Wednesday, 3 March 2010

Using shapes in your paintings

This article was first published in "Frequency Magazine" – January 2010.

Painting is not only drawing with colours. Where drawing is driven by a linear approach, painting relies more on shapes. You can draw with brushes, but painting really comes along when lines are born out of planes of colours meeting each other. The world of shapes is where figurative painting meets abstract painting.

Block-in stage: there are no details, but only shape losely painted

The shapes are refined to give them more definition and volume

Details are only added at the end: the straw, the geese' eyes

An effective painting will use the full spectrum of shapes. To make it simpler, shapes are large, medium or small and your painting should have a proportion of each. Shapes can be long or short, thin or bulky, simple or convoluted, angular or organic. Look for variety and contrast in order to sustain interest.

Thinking in terms of shapes helps to build a strong composition. Consider shapes as the skeleton of your painting, its foundation. Simplification of shapes is important to avoid a fragmented approach that makes your work look “busy”. Start with big shapes by using large brushes to block-in the design and, only when you have considered the big masses, you can start dividing them. Remember that in the background you lose definition and shapes tend to cluster together.

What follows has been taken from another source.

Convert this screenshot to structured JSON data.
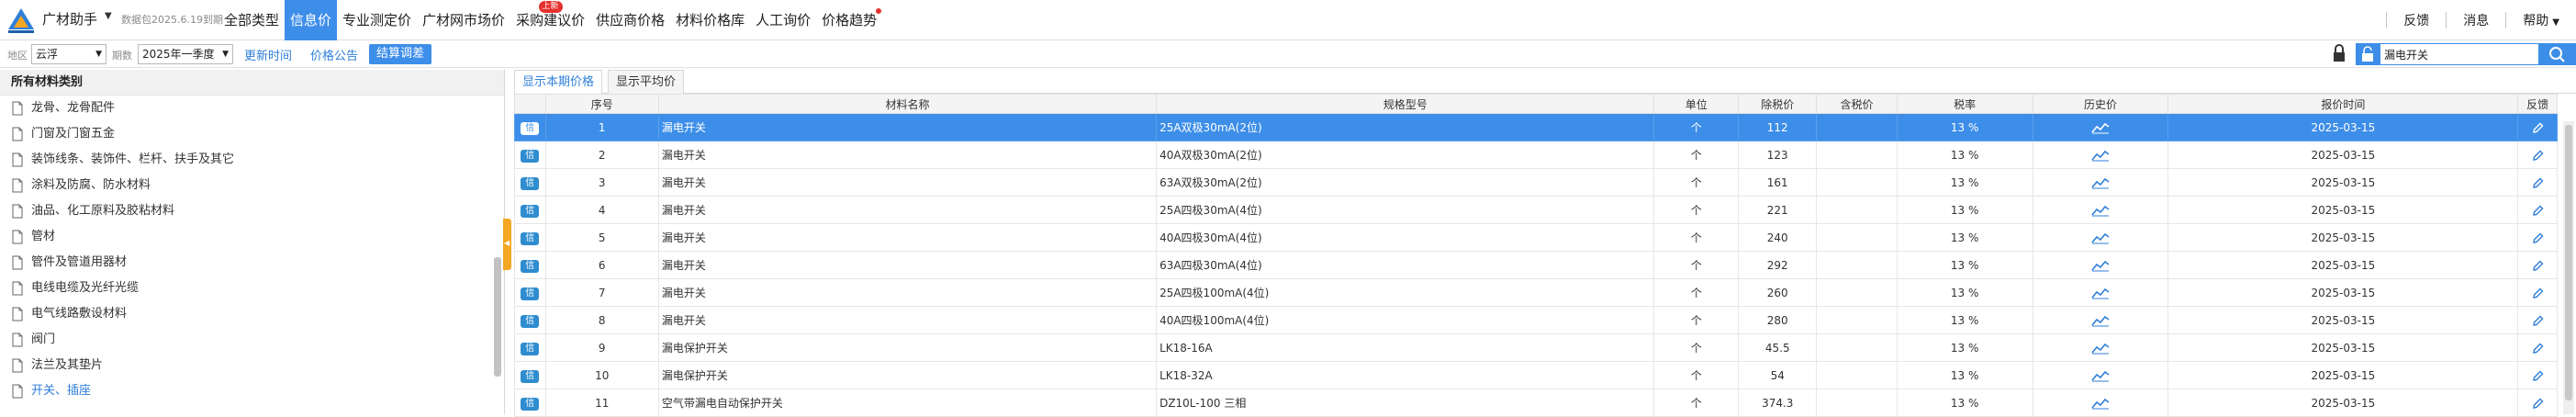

Shapes serve many purposes. Overlapping shapes provide a sense of perspective and guide the eye of the viewer from the foreground to the background of the painting. The flow is improved by blending one shape into the next with soft edges.

Shapes have different dynamics depending on their orientation. Horizontal and vertical shapes have a calming effect, while diagonal shapes convey energy. Another way of creating rhythm is to use repetitions with variations. An example of this would be a row of poplars along a road diminishing towards the horizon.

Pay attention to negative shapes: the shape around objects. We tend to overlook negative shapes because they are abstract and represent “what is not”, but it is often easier to carve out the subject of your painting by working on negative shapes than to try to paint the subject itself. A good example of this is sky holes in trees. Block-in the limbs and twigs as a mass, then paint the sky holes to represent the sky showing through the foliage. This gives more unity to the tree. It also ensures that the overall shape of the tree and the perspective are right.

I would like to suggest two excellent exercises to develop a better awareness of shapes.

The stained glass window exercise: Take a colour or a black and white photograph and a black felt pen and outline the main shapes. Try to synthesise shapes by overlooking small details. This will raise your awareness of the different shapes (size, orientation) and the way they interlock.

The bat exercise: The best creative exercise for shapes is to paint upside down (not you, just the reference photograph). By doing this, you have to abstract the meaning of what you see, forget what you already know about the subject your are painting and really concentrate on shapes. You can use a grid to make it easier. Trace a grid on your reference photograph and a similar one on your support, then place the photograph upside down and make a rough design of the shapes on the support using the grid for accurate placement. Only turn over your painting and your reference photograph when you consider your work is finished.

Add to Technorati Favorites


wetoilpaint said...

I couldn't agree more with this post. A wonderful post to share.

Lokelani Forrest said...

Great information. Thanks so much for sharing.

Wrapping supplies said...

I suggest painting a page or two of spheres in your sketchbook. You may find it easier to draw the basic elements (use a lid or mug to draw the circle) before you start painting. If you use a watercolor pencil, the lines will 'dissolve' as you paint.